A verbatim repeat of the lines below is required, with the pictures removed.
::: RECORDS TO PROCESS
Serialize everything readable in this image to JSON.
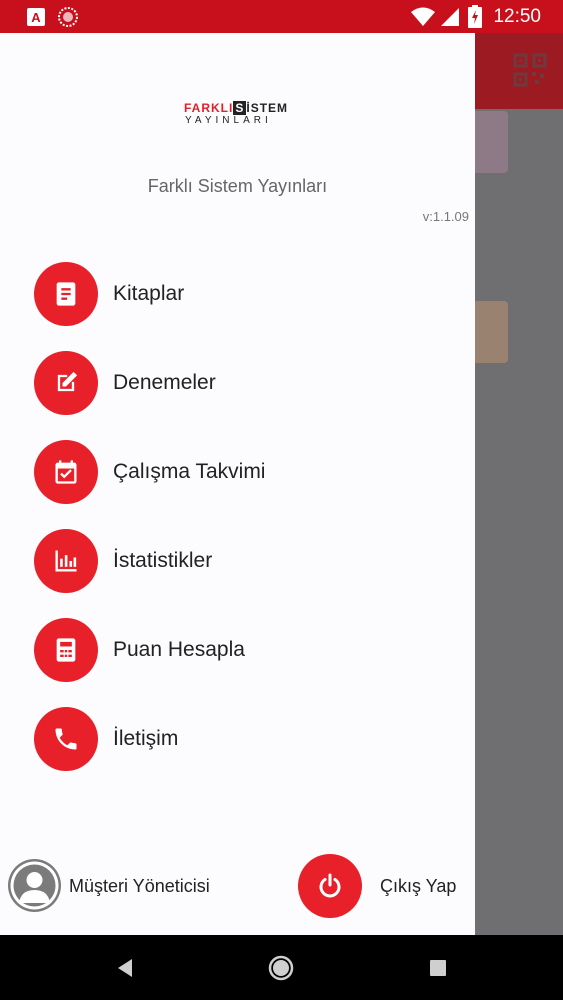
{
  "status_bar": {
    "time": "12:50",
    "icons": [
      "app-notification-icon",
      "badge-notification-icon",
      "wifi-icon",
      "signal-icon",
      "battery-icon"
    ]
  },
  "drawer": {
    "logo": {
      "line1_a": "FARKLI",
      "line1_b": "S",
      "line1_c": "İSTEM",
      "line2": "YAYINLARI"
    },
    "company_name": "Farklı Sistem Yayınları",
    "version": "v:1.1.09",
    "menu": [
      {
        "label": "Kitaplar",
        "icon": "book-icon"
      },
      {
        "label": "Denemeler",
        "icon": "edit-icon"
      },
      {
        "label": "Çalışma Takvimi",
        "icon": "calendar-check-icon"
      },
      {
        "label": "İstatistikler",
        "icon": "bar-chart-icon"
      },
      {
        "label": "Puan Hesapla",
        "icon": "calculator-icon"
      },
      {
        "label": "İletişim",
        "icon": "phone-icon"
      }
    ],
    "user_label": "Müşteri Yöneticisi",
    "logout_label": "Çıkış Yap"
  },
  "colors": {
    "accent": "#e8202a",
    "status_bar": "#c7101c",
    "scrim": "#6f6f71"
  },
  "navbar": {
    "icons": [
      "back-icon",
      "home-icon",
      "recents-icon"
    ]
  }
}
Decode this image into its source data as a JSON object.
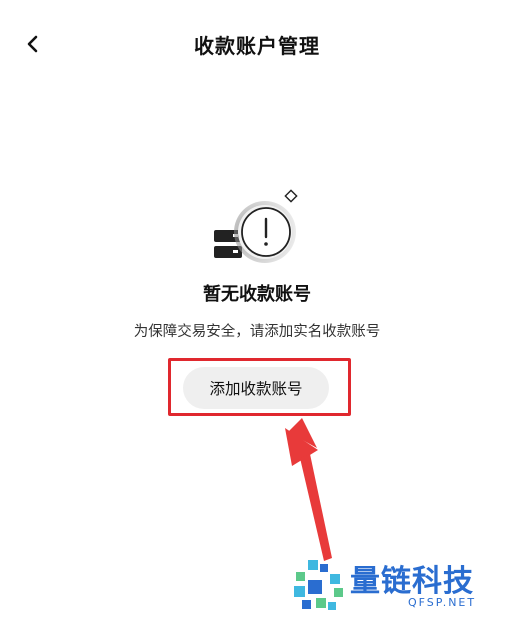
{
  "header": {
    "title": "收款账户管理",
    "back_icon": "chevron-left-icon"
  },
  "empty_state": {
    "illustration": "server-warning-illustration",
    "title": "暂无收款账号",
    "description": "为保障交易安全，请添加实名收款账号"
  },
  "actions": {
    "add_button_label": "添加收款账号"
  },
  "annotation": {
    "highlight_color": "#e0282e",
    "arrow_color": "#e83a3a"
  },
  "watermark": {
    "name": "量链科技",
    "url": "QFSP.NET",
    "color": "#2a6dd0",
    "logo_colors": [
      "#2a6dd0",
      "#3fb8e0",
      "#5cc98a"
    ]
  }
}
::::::
[ANSWER SPACE]
Serialize everything readable in this image to JSON.
{
  "status_bar": {
    "time": "12:50",
    "icons": [
      "app-notification-icon",
      "badge-notification-icon",
      "wifi-icon",
      "signal-icon",
      "battery-icon"
    ]
  },
  "drawer": {
    "logo": {
      "line1_a": "FARKLI",
      "line1_b": "S",
      "line1_c": "İSTEM",
      "line2": "YAYINLARI"
    },
    "company_name": "Farklı Sistem Yayınları",
    "version": "v:1.1.09",
    "menu": [
      {
        "label": "Kitaplar",
        "icon": "book-icon"
      },
      {
        "label": "Denemeler",
        "icon": "edit-icon"
      },
      {
        "label": "Çalışma Takvimi",
        "icon": "calendar-check-icon"
      },
      {
        "label": "İstatistikler",
        "icon": "bar-chart-icon"
      },
      {
        "label": "Puan Hesapla",
        "icon": "calculator-icon"
      },
      {
        "label": "İletişim",
        "icon": "phone-icon"
      }
    ],
    "user_label": "Müşteri Yöneticisi",
    "logout_label": "Çıkış Yap"
  },
  "colors": {
    "accent": "#e8202a",
    "status_bar": "#c7101c",
    "scrim": "#6f6f71"
  },
  "navbar": {
    "icons": [
      "back-icon",
      "home-icon",
      "recents-icon"
    ]
  }
}
Decode this image into its source data as a JSON object.
{
  "header": {
    "title": "收款账户管理",
    "back_icon": "chevron-left-icon"
  },
  "empty_state": {
    "illustration": "server-warning-illustration",
    "title": "暂无收款账号",
    "description": "为保障交易安全，请添加实名收款账号"
  },
  "actions": {
    "add_button_label": "添加收款账号"
  },
  "annotation": {
    "highlight_color": "#e0282e",
    "arrow_color": "#e83a3a"
  },
  "watermark": {
    "name": "量链科技",
    "url": "QFSP.NET",
    "color": "#2a6dd0",
    "logo_colors": [
      "#2a6dd0",
      "#3fb8e0",
      "#5cc98a"
    ]
  }
}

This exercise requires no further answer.